The Old City-based company bills itself as a “hiring-as-a-service” platform that selects candidates with the help of machine learning.
“I got to know the business pretty well,” Reiss said. “And I saw traditional recruiting services were expensive, unscalable and not delivering on their promise. It was more about getting bodies in the door than having a sustainable hiring process.”
In 2012, trying to develop a cheaper and faster solution, Reiss, 33, founded what today is JaneHires, flanked by his mother, Jane (for whom the platform is named) and father, Dave Reiss, both with decades of experience in the human resources space.
The company, which goes by just Jane on its site, uses a series of efficiency and automation tools to streamline hiring processes. One example is an artificial intelligence system that scores and ranks résumés against job descriptions to find ideal candidates.
“Jane is constantly learning what profiles of people are getting hired for certain positions, applying that information for the next case,” Reiss explained.
With seven full-time employees and a three-person advisory board, JaneHires bills itself as a “hiring-as-a-service” that offers an end-to-end solution for companies: from description of open positions to the hiring and rejection of candidates, including assistance with background checks and scheduling interviews.
The cofounder backs his statement up with numbers: “With our assistance, companies are finding people and hiring them in 21 to 30 days, when traditional hiring companies typically take 45 to 60 days.”
So how is the company planning to lure members of the tech scene? With most young Philly startups trying to find people with very specific sets of skills, Reiss says Jane can help trim the fat and offer quicker results.
“As a cofounder myself, I know growing a business can be incredibly challenging,” Reiss said. “Jane is here to save them a ton of time on that front and focus on what they actually do.”
Although the Reiss family hails from New York’s Hudson Valley, the company is working out of Benjamin’s Desk in Old City. How’d that happen?

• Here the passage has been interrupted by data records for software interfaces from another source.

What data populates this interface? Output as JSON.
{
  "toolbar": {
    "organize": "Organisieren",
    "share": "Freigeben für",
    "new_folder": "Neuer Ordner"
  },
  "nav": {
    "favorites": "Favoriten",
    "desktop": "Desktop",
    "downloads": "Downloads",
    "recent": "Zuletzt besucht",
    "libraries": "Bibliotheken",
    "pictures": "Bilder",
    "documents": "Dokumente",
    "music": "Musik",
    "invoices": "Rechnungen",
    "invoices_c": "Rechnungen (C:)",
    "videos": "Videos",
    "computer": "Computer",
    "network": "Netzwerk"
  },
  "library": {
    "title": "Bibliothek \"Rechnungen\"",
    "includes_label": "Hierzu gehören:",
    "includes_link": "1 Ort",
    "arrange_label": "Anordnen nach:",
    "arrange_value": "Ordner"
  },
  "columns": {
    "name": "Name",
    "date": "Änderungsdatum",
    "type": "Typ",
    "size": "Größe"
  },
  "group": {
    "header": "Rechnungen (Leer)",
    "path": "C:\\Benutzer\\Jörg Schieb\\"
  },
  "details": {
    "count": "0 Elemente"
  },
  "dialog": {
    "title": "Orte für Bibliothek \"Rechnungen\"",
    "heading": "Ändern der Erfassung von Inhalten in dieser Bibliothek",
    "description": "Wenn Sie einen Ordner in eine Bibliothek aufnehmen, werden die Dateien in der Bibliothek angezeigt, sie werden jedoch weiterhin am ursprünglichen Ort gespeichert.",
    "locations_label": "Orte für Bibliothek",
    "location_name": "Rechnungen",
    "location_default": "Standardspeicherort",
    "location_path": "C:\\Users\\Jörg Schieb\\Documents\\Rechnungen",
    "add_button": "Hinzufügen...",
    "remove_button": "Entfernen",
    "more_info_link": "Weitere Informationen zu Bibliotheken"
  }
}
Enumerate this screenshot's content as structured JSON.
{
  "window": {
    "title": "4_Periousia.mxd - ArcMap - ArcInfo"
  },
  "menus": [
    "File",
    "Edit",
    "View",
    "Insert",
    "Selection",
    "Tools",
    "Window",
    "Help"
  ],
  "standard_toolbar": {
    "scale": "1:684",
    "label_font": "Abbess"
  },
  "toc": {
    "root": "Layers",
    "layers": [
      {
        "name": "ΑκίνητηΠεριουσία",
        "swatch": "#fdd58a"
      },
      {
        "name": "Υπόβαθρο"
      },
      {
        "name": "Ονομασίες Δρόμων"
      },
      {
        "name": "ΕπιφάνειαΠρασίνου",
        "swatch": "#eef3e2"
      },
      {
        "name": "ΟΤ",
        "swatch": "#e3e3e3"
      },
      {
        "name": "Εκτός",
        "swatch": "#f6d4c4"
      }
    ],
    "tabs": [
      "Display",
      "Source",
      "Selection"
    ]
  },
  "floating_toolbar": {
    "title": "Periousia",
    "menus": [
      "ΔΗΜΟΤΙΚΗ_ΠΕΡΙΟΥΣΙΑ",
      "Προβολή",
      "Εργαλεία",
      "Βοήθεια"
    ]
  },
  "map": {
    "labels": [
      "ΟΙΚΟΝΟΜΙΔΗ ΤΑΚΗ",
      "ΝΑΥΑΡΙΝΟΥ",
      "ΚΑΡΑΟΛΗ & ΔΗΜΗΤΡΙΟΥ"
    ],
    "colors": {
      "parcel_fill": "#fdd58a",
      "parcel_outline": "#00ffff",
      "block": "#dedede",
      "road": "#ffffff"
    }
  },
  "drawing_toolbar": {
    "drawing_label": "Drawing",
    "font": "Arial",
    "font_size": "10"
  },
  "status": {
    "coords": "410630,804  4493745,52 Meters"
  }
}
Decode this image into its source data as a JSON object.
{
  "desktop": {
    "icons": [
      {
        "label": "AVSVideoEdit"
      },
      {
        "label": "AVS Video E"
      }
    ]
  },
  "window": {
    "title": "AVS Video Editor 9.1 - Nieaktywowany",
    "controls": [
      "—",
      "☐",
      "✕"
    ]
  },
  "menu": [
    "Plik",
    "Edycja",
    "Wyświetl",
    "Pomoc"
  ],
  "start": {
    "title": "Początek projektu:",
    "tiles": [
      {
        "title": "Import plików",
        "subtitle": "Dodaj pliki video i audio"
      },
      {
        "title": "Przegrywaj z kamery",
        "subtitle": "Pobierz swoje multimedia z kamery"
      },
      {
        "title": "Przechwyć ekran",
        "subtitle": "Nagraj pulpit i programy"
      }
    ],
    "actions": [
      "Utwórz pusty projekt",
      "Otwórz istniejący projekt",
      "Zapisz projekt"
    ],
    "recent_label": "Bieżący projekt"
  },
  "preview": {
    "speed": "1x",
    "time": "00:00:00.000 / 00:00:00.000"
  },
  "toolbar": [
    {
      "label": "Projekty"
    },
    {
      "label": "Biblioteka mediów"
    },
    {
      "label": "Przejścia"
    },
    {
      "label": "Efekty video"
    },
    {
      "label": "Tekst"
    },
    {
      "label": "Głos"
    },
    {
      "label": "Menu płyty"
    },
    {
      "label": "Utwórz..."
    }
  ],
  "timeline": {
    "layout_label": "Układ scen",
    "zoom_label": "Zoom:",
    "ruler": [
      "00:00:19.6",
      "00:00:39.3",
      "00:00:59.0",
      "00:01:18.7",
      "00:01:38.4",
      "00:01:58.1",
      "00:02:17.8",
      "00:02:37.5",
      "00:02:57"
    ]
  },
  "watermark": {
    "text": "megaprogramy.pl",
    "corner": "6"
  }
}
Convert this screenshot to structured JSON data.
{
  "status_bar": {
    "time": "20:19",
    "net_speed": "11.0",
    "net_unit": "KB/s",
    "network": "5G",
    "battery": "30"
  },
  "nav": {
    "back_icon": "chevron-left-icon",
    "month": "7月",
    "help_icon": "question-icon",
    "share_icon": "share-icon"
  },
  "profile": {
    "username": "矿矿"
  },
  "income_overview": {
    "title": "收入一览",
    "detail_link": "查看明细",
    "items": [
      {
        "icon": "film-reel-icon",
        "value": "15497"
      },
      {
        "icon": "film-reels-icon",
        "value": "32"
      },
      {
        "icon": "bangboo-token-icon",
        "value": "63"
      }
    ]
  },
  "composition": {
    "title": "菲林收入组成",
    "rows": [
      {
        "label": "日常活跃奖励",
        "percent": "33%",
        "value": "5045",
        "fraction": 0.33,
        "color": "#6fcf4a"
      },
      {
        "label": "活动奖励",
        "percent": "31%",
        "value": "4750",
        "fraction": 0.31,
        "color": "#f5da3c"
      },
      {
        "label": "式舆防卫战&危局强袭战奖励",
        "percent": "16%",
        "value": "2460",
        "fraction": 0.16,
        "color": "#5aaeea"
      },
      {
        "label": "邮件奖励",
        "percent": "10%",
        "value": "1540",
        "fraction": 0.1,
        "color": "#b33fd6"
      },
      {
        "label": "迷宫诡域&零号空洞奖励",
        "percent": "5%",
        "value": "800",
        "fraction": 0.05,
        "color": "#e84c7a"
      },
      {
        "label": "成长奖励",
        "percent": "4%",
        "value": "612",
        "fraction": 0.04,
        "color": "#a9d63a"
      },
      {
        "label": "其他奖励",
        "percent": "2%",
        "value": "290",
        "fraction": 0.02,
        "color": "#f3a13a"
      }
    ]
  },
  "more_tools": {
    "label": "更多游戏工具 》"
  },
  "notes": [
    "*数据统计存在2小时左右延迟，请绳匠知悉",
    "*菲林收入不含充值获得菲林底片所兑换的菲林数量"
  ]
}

During a visit to a friend in 2007, the New Yorker was enamored by the Rittenhouse Square neighborhood. By 2009, he was living in Old City and working out of Indy Hall.
“I was able to get a fair amount of direction from the relationships that came from those days at Indy Hall,” he said.
Also drawn by the cost effectiveness of Philly, the company moved its core operations to Benjamin’s Desk last May.
Read the full article at Technical.ly.